U.S. officials may also have to mend fences after revelations that they gathered personal information on other diplomats. The leaks cited American memos encouraging U.S. diplomats at the United Nations to collect detailed data about the U.N. secretary general, his team, and foreign diplomats — going beyond what is considered the normal run of information-gathering expected in diplomatic circles.
State Department spokesman P.J. Crowley played down the diplomatic spying allegations.
“Our diplomats are just that, diplomats,” he said. “They collect information that shapes our policies and actions. This is what diplomats, from our country and other countries, have done for hundreds of years.”
The White House noted that “by its very nature, field reporting to Washington is candid and often incomplete information.
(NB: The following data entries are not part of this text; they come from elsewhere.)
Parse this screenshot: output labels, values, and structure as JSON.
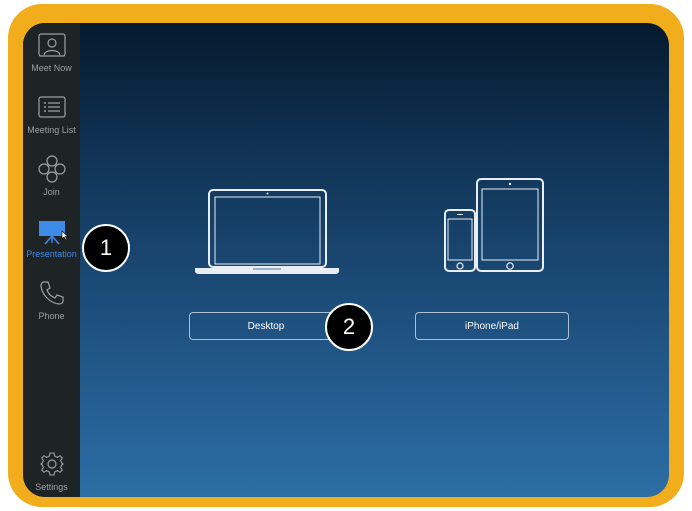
{
  "sidebar": {
    "items": [
      {
        "label": "Meet Now",
        "icon": "meet-now-icon"
      },
      {
        "label": "Meeting List",
        "icon": "meeting-list-icon"
      },
      {
        "label": "Join",
        "icon": "join-icon"
      },
      {
        "label": "Presentation",
        "icon": "presentation-icon",
        "active": true
      },
      {
        "label": "Phone",
        "icon": "phone-icon"
      },
      {
        "label": "Settings",
        "icon": "gear-icon"
      }
    ]
  },
  "main": {
    "options": [
      {
        "label": "Desktop",
        "icon": "laptop-icon"
      },
      {
        "label": "iPhone/iPad",
        "icon": "iphone-ipad-icon"
      }
    ]
  },
  "markers": [
    "1",
    "2"
  ],
  "colors": {
    "frame": "#f2ad1d",
    "sidebar": "#1e2326",
    "active": "#3d8be6",
    "inactive": "#9aa0a4"
  }
}
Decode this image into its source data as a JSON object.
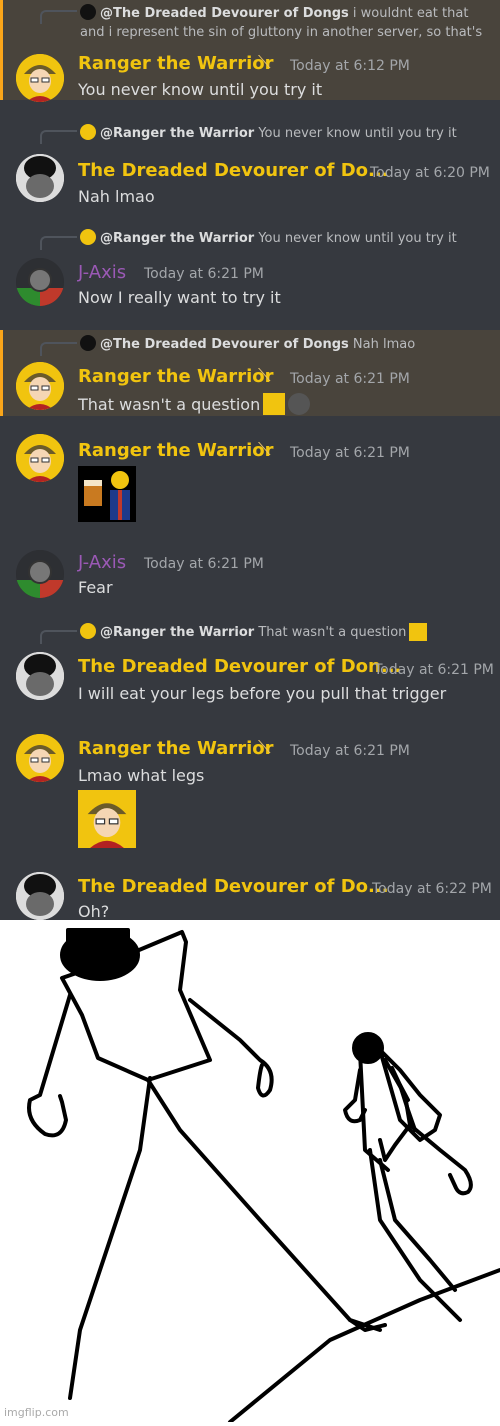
{
  "messages": [
    {
      "reply_mention": "@The Dreaded Devourer of Dongs",
      "reply_text": "i wouldnt eat that and i represent the sin of gluttony in another server, so that's"
    },
    {
      "author": "Ranger the Warrior",
      "time": "Today at 6:12 PM",
      "text": "You never know until you try it"
    },
    {
      "reply_mention": "@Ranger the Warrior",
      "reply_text": "You never know until you try it",
      "author": "The Dreaded Devourer of Do...",
      "time": "Today at 6:20 PM",
      "text": "Nah lmao"
    },
    {
      "reply_mention": "@Ranger the Warrior",
      "reply_text": "You never know until you try it",
      "author": "J-Axis",
      "time": "Today at 6:21 PM",
      "text": "Now I really want to try it"
    },
    {
      "reply_mention": "@The Dreaded Devourer of Dongs",
      "reply_text": "Nah lmao",
      "author": "Ranger the Warrior",
      "time": "Today at 6:21 PM",
      "text": "That wasn't a question"
    },
    {
      "author": "Ranger the Warrior",
      "time": "Today at 6:21 PM"
    },
    {
      "author": "J-Axis",
      "time": "Today at 6:21 PM",
      "text": "Fear"
    },
    {
      "reply_mention": "@Ranger the Warrior",
      "reply_text": "That wasn't a question",
      "author": "The Dreaded Devourer of Don...",
      "time": "Today at 6:21 PM",
      "text": "I will eat your legs before you pull that trigger"
    },
    {
      "author": "Ranger the Warrior",
      "time": "Today at 6:21 PM",
      "text": "Lmao what legs"
    },
    {
      "author": "The Dreaded Devourer of Do...",
      "time": "Today at 6:22 PM",
      "text": "Oh?"
    }
  ],
  "colors": {
    "ranger_name": "#f1c40f",
    "dreaded_name": "#f1c40f",
    "jaxis_name": "#9b59b6",
    "background": "#36393f",
    "highlight": "#49443c",
    "highlight_bar": "#faa61a"
  },
  "icons": {
    "role_badge": "sword-icon"
  },
  "meme": {
    "watermark": "imgflip.com"
  }
}
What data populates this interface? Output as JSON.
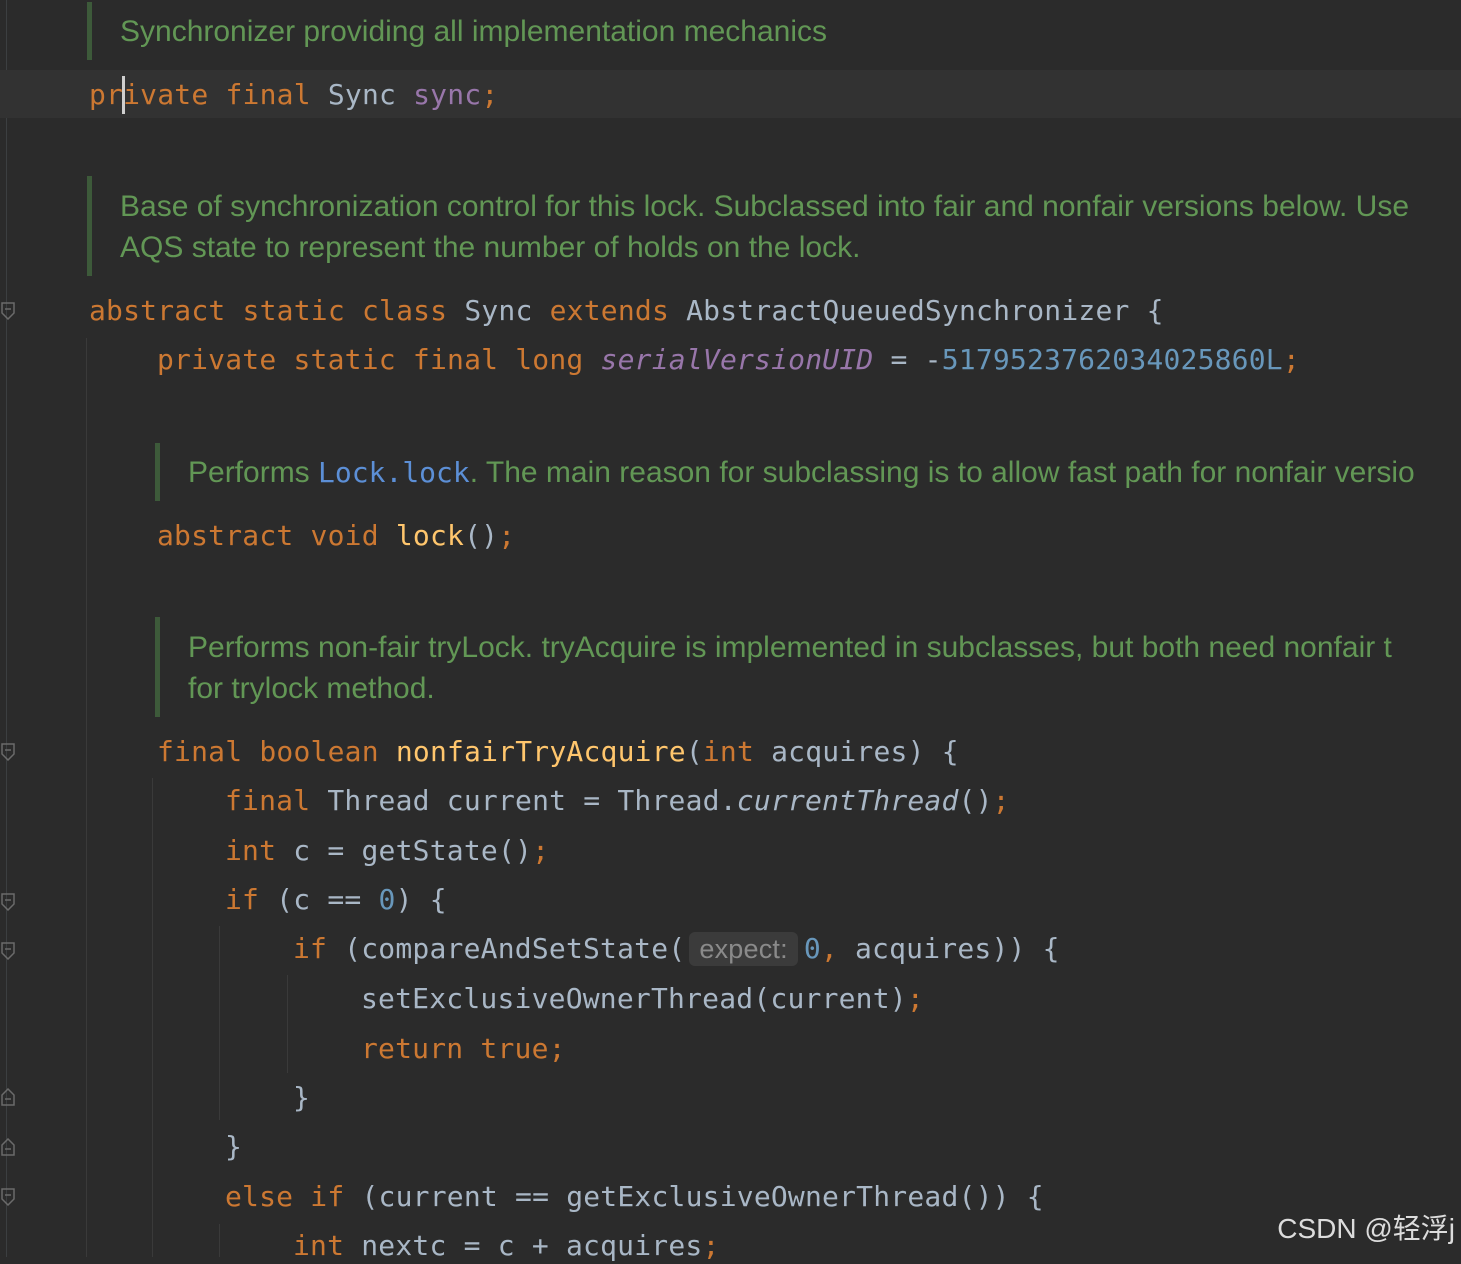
{
  "doc": {
    "sync_field": "Synchronizer providing all implementation mechanics",
    "sync_class_line1": "Base of synchronization control for this lock. Subclassed into fair and nonfair versions below. Use",
    "sync_class_line2": "AQS state to represent the number of holds on the lock.",
    "lock_prefix": "Performs ",
    "lock_link": "Lock.lock",
    "lock_suffix": ". The main reason for subclassing is to allow fast path for nonfair versio",
    "nonfair_line1": "Performs non-fair tryLock. tryAcquire is implemented in subclasses, but both need nonfair t",
    "nonfair_line2": "for trylock method."
  },
  "code": {
    "kw_private": "private",
    "kw_final": "final",
    "kw_abstract": "abstract",
    "kw_static": "static",
    "kw_class": "class",
    "kw_extends": "extends",
    "kw_long": "long",
    "kw_void": "void",
    "kw_boolean": "boolean",
    "kw_int": "int",
    "kw_if": "if",
    "kw_else": "else",
    "kw_return": "return",
    "kw_true": "true",
    "type_sync": "Sync",
    "field_sync": "sync",
    "type_aqs": "AbstractQueuedSynchronizer",
    "field_serial": "serialVersionUID",
    "serial_value": "5179523762034025860L",
    "fn_lock": "lock",
    "fn_nonfair": "nonfairTryAcquire",
    "param_acquires": "acquires",
    "type_thread": "Thread",
    "var_current": "current",
    "fn_current_thread": "currentThread",
    "fn_get_state": "getState",
    "var_c": "c",
    "num_zero": "0",
    "fn_cas": "compareAndSetState",
    "hint_expect": "expect:",
    "fn_set_owner": "setExclusiveOwnerThread",
    "fn_get_owner": "getExclusiveOwnerThread",
    "var_nextc": "nextc"
  },
  "watermark": "CSDN @轻浮j"
}
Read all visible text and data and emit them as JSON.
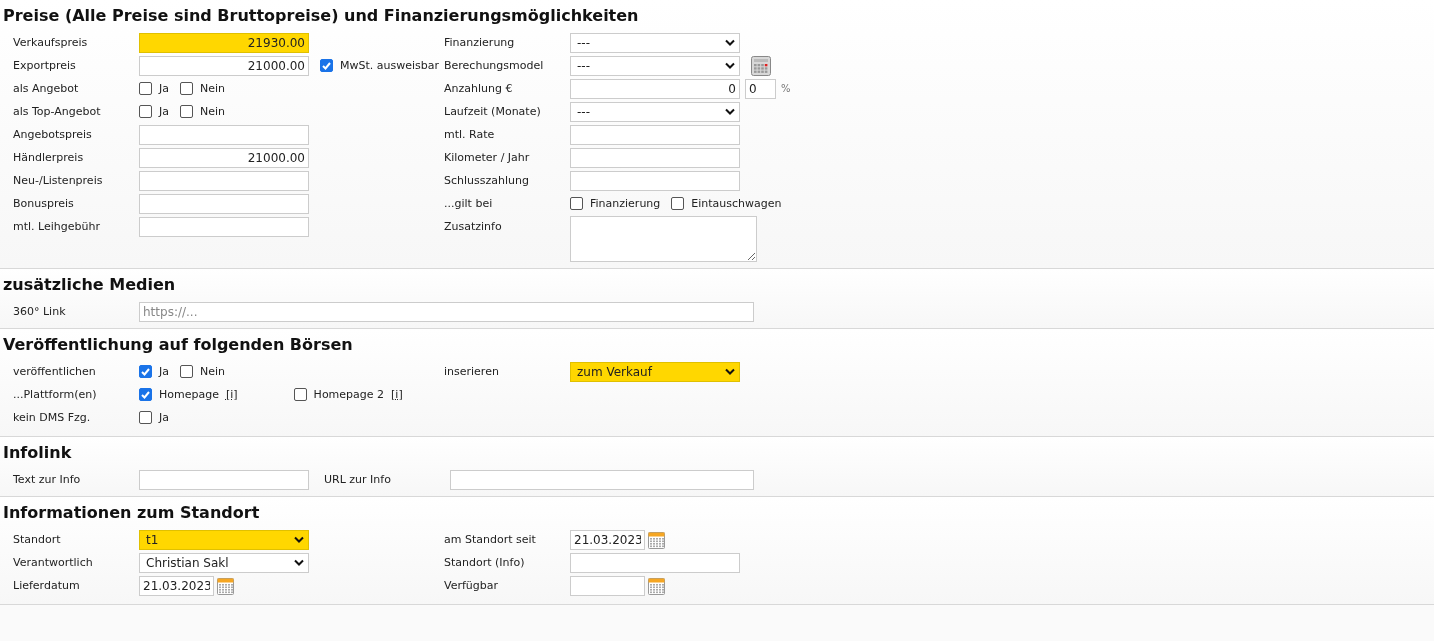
{
  "sections": [
    {
      "title": "Preise (Alle Preise sind Bruttopreise) und Finanzierungsmöglichkeiten",
      "kind": "columns",
      "left": [
        {
          "label": "Verkaufspreis",
          "controls": [
            {
              "kind": "amount",
              "value": "21930.00",
              "highlighted": true
            }
          ]
        },
        {
          "label": "Exportpreis",
          "controls": [
            {
              "kind": "amount",
              "value": "21000.00",
              "highlighted": false
            },
            {
              "kind": "check",
              "label": "MwSt. ausweisbar",
              "checked": true
            }
          ]
        },
        {
          "label": "als Angebot",
          "controls": [
            {
              "kind": "check",
              "label": "Ja",
              "checked": false
            },
            {
              "kind": "check",
              "label": "Nein",
              "checked": false
            }
          ]
        },
        {
          "label": "als Top-Angebot",
          "controls": [
            {
              "kind": "check",
              "label": "Ja",
              "checked": false
            },
            {
              "kind": "check",
              "label": "Nein",
              "checked": false
            }
          ]
        },
        {
          "label": "Angebotspreis",
          "controls": [
            {
              "kind": "amount",
              "highlighted": false
            }
          ]
        },
        {
          "label": "Händlerpreis",
          "controls": [
            {
              "kind": "amount",
              "value": "21000.00",
              "highlighted": false
            }
          ]
        },
        {
          "label": "Neu-/Listenpreis",
          "controls": [
            {
              "kind": "amount",
              "highlighted": false
            }
          ]
        },
        {
          "label": "Bonuspreis",
          "controls": [
            {
              "kind": "amount",
              "highlighted": false
            }
          ]
        },
        {
          "label": "mtl. Leihgebühr",
          "controls": [
            {
              "kind": "amount",
              "highlighted": false
            }
          ]
        }
      ],
      "right": [
        {
          "label": "Finanzierung",
          "controls": [
            {
              "kind": "select",
              "value": "---",
              "highlighted": false
            }
          ]
        },
        {
          "label": "Berechungsmodel",
          "controls": [
            {
              "kind": "select",
              "value": "---",
              "highlighted": false
            },
            {
              "kind": "calculator"
            }
          ]
        },
        {
          "label": "Anzahlung €",
          "controls": [
            {
              "kind": "amount",
              "value": "0",
              "highlighted": false
            },
            {
              "kind": "short",
              "value": "0",
              "highlighted": false
            },
            {
              "kind": "unit",
              "text": "%"
            }
          ]
        },
        {
          "label": "Laufzeit (Monate)",
          "controls": [
            {
              "kind": "select",
              "value": "---",
              "highlighted": false
            }
          ]
        },
        {
          "label": "mtl. Rate",
          "controls": [
            {
              "kind": "amount",
              "highlighted": false
            }
          ]
        },
        {
          "label": "Kilometer / Jahr",
          "controls": [
            {
              "kind": "amount",
              "highlighted": false
            }
          ]
        },
        {
          "label": "Schlusszahlung",
          "controls": [
            {
              "kind": "amount",
              "highlighted": false
            }
          ]
        },
        {
          "label": "...gilt bei",
          "controls": [
            {
              "kind": "check",
              "label": "Finanzierung",
              "checked": false
            },
            {
              "kind": "check",
              "label": "Eintauschwagen",
              "checked": false
            }
          ]
        },
        {
          "label": "Zusatzinfo",
          "controls": [
            {
              "kind": "textarea"
            }
          ]
        }
      ]
    },
    {
      "title": "zusätzliche Medien",
      "kind": "inline",
      "rows": [
        {
          "items": [
            {
              "kind": "label",
              "text": "360° Link"
            },
            {
              "kind": "text",
              "placeholder": "https://...",
              "highlighted": false
            }
          ]
        }
      ]
    },
    {
      "title": "Veröffentlichung auf folgenden Börsen",
      "kind": "columns",
      "left": [
        {
          "label": "veröffentlichen",
          "controls": [
            {
              "kind": "check",
              "label": "Ja",
              "checked": true
            },
            {
              "kind": "check",
              "label": "Nein",
              "checked": false
            }
          ]
        },
        {
          "label": "...Plattform(en)",
          "controls": [
            {
              "kind": "check",
              "label": "Homepage",
              "link": "[i]",
              "checked": true
            },
            {
              "kind": "check",
              "label": "Homepage 2",
              "link": "[i]",
              "checked": false
            }
          ]
        },
        {
          "label": "kein DMS Fzg.",
          "controls": [
            {
              "kind": "check",
              "label": "Ja",
              "checked": false
            }
          ]
        }
      ],
      "right": [
        {
          "label": "inserieren",
          "controls": [
            {
              "kind": "select",
              "value": "zum Verkauf",
              "highlighted": true
            }
          ]
        }
      ]
    },
    {
      "title": "Infolink",
      "kind": "inline",
      "rows": [
        {
          "items": [
            {
              "kind": "label",
              "text": "Text zur Info"
            },
            {
              "kind": "text",
              "highlighted": false
            },
            {
              "kind": "label",
              "text": "URL zur Info"
            },
            {
              "kind": "text",
              "highlighted": false
            }
          ]
        }
      ]
    },
    {
      "title": "Informationen zum Standort",
      "kind": "columns",
      "left": [
        {
          "label": "Standort",
          "controls": [
            {
              "kind": "select",
              "value": "t1",
              "highlighted": true
            }
          ]
        },
        {
          "label": "Verantwortlich",
          "controls": [
            {
              "kind": "select",
              "value": "Christian Sakl",
              "highlighted": false
            }
          ]
        },
        {
          "label": "Lieferdatum",
          "controls": [
            {
              "kind": "date",
              "value": "21.03.2023"
            }
          ]
        }
      ],
      "right": [
        {
          "label": "am Standort seit",
          "controls": [
            {
              "kind": "date",
              "value": "21.03.2023"
            }
          ]
        },
        {
          "label": "Standort (Info)",
          "controls": [
            {
              "kind": "text",
              "highlighted": false
            }
          ]
        },
        {
          "label": "Verfügbar",
          "controls": [
            {
              "kind": "date"
            }
          ]
        }
      ]
    }
  ]
}
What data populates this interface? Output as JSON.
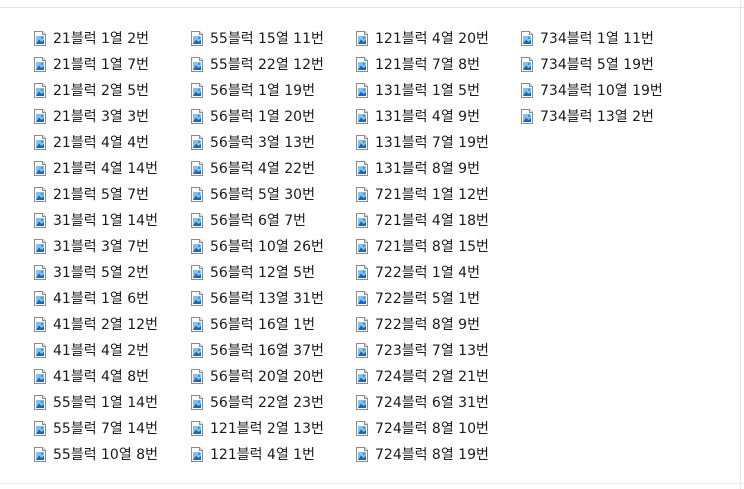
{
  "files": {
    "columns": [
      [
        {
          "name": "21블럭 1열 2번",
          "icon": "image-file-icon"
        },
        {
          "name": "21블럭 1열 7번",
          "icon": "image-file-icon"
        },
        {
          "name": "21블럭 2열 5번",
          "icon": "image-file-icon"
        },
        {
          "name": "21블럭 3열 3번",
          "icon": "image-file-icon"
        },
        {
          "name": "21블럭 4열 4번",
          "icon": "image-file-icon"
        },
        {
          "name": "21블럭 4열 14번",
          "icon": "image-file-icon"
        },
        {
          "name": "21블럭 5열 7번",
          "icon": "image-file-icon"
        },
        {
          "name": "31블럭 1열 14번",
          "icon": "image-file-icon"
        },
        {
          "name": "31블럭 3열 7번",
          "icon": "image-file-icon"
        },
        {
          "name": "31블럭 5열 2번",
          "icon": "image-file-icon"
        },
        {
          "name": "41블럭 1열 6번",
          "icon": "image-file-icon"
        },
        {
          "name": "41블럭 2열 12번",
          "icon": "image-file-icon"
        },
        {
          "name": "41블럭 4열 2번",
          "icon": "image-file-icon"
        },
        {
          "name": "41블럭 4열 8번",
          "icon": "image-file-icon"
        },
        {
          "name": "55블럭 1열 14번",
          "icon": "image-file-icon"
        },
        {
          "name": "55블럭 7열 14번",
          "icon": "image-file-icon"
        },
        {
          "name": "55블럭 10열 8번",
          "icon": "image-file-icon"
        }
      ],
      [
        {
          "name": "55블럭 15열 11번",
          "icon": "image-file-icon"
        },
        {
          "name": "55블럭 22열 12번",
          "icon": "image-file-icon"
        },
        {
          "name": "56블럭 1열 19번",
          "icon": "image-file-icon"
        },
        {
          "name": "56블럭 1열 20번",
          "icon": "image-file-icon"
        },
        {
          "name": "56블럭 3열 13번",
          "icon": "image-file-icon"
        },
        {
          "name": "56블럭 4열 22번",
          "icon": "image-file-icon"
        },
        {
          "name": "56블럭 5열 30번",
          "icon": "image-file-icon"
        },
        {
          "name": "56블럭 6열 7번",
          "icon": "image-file-icon"
        },
        {
          "name": "56블럭 10열 26번",
          "icon": "image-file-icon"
        },
        {
          "name": "56블럭 12열 5번",
          "icon": "image-file-icon"
        },
        {
          "name": "56블럭 13열 31번",
          "icon": "image-file-icon"
        },
        {
          "name": "56블럭 16열 1번",
          "icon": "image-file-icon"
        },
        {
          "name": "56블럭 16열 37번",
          "icon": "image-file-icon"
        },
        {
          "name": "56블럭 20열 20번",
          "icon": "image-file-icon"
        },
        {
          "name": "56블럭 22열 23번",
          "icon": "image-file-icon"
        },
        {
          "name": "121블럭 2열 13번",
          "icon": "image-file-icon"
        },
        {
          "name": "121블럭 4열 1번",
          "icon": "image-file-icon"
        }
      ],
      [
        {
          "name": "121블럭 4열 20번",
          "icon": "image-file-icon"
        },
        {
          "name": "121블럭 7열 8번",
          "icon": "image-file-icon"
        },
        {
          "name": "131블럭 1열 5번",
          "icon": "image-file-icon"
        },
        {
          "name": "131블럭 4열 9번",
          "icon": "image-file-icon"
        },
        {
          "name": "131블럭 7열 19번",
          "icon": "image-file-icon"
        },
        {
          "name": "131블럭 8열 9번",
          "icon": "image-file-icon"
        },
        {
          "name": "721블럭 1열 12번",
          "icon": "image-file-icon"
        },
        {
          "name": "721블럭 4열 18번",
          "icon": "image-file-icon"
        },
        {
          "name": "721블럭 8열 15번",
          "icon": "image-file-icon"
        },
        {
          "name": "722블럭 1열 4번",
          "icon": "image-file-icon"
        },
        {
          "name": "722블럭 5열 1번",
          "icon": "image-file-icon"
        },
        {
          "name": "722블럭 8열 9번",
          "icon": "image-file-icon"
        },
        {
          "name": "723블럭 7열 13번",
          "icon": "image-file-icon"
        },
        {
          "name": "724블럭 2열 21번",
          "icon": "image-file-icon"
        },
        {
          "name": "724블럭 6열 31번",
          "icon": "image-file-icon"
        },
        {
          "name": "724블럭 8열 10번",
          "icon": "image-file-icon"
        },
        {
          "name": "724블럭 8열 19번",
          "icon": "image-file-icon"
        }
      ],
      [
        {
          "name": "734블럭 1열 11번",
          "icon": "image-file-icon"
        },
        {
          "name": "734블럭 5열 19번",
          "icon": "image-file-icon"
        },
        {
          "name": "734블럭 10열 19번",
          "icon": "image-file-icon"
        },
        {
          "name": "734블럭 13열 2번",
          "icon": "image-file-icon"
        }
      ]
    ]
  },
  "colors": {
    "icon_sky": "#7ec3f0",
    "icon_deep": "#1b65b8",
    "icon_mid": "#3b8fd9",
    "icon_border": "#8a8a8a",
    "text": "#1a1a1a"
  }
}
It is not an expression of policy, nor does it always shape final policy decisions.”
“Nevertheless, these cables could compromise private discussions with foreign governments and opposition leaders, and when the substance of private conversations is printed on the front pages of newspapers across the world, it can deeply impact not only U.S. foreign policy interests, but those of our allies and friends around the world,” the White House said.
WikiLeaks’ Assange claimed the administration was trying to cover up alleged evidence of serious “human rights abuse and other criminal behavior” by the U.S. government.
WikiLeaks posted the documents just hours after it claimed its website had been hit by a cyberattack that made the site inaccessible for much of the day.
But extracts of the more than 250,000 documents posted online by news outlets that had been given advance copies of the documents showed deep U.S. concerns about Iranian and North Korean nuclear programs along with fears about regime collapse in Pyongyang.
The Guardian said some cables showed King Abdullah of Saudi Arabia repeatedly urging the United States to attack Iran to destroy its nuclear program. The newspaper also said officials in Jordan and Bahrain have openly called for Iran’s nuclear program to be stopped by any means and that leaders of Saudi Arabia, the United Arab Emirates, and Egypt referred to Iran “as ‘evil,’ an ‘existential threat,’ and a power that ‘is going to take us to war,’ ” The Guardian said.
Those documents may prove the trickiest because even though the concerns of the Gulf Arab states are known, their leaders rarely offer such stark appraisals in public.
The Times highlighted documents that indicated the United States and South Korea were “gaming out an eventual collapse of North Korea” and discussing the prospects for a unified country if the isolated, communist North’s economic troubles and political transition lead it to implode.
The paper also cited documents showing that the United States used hardline tactics to win approval from countries to accept freed detainees from Guantanamo Bay. It said Slovenia was told to take a prisoner if its president wanted to meet with President Barack Obama and said the Pacific island of Kiribati was offered millions of dollars to take in a group of detainees.
It also cited a message from the U.S. Embassy in Beijing that included allegations from a Chinese contact that China’s Politburo directed a cyber intrusion into Google’s computer systems as part of a “coordinated campaign of computer sabotage carried out by government operatives, private security experts, and Internet outlaws.”
Le Monde said another memo asked U.S. diplomats to collect basic contact information about U.N. officials that included Internet passwords, credit card numbers, and frequent flyer numbers. They were asked to obtain fingerprints, ID photos, DNA, and iris scans of people of interest to the United States, Le Monde said. ♦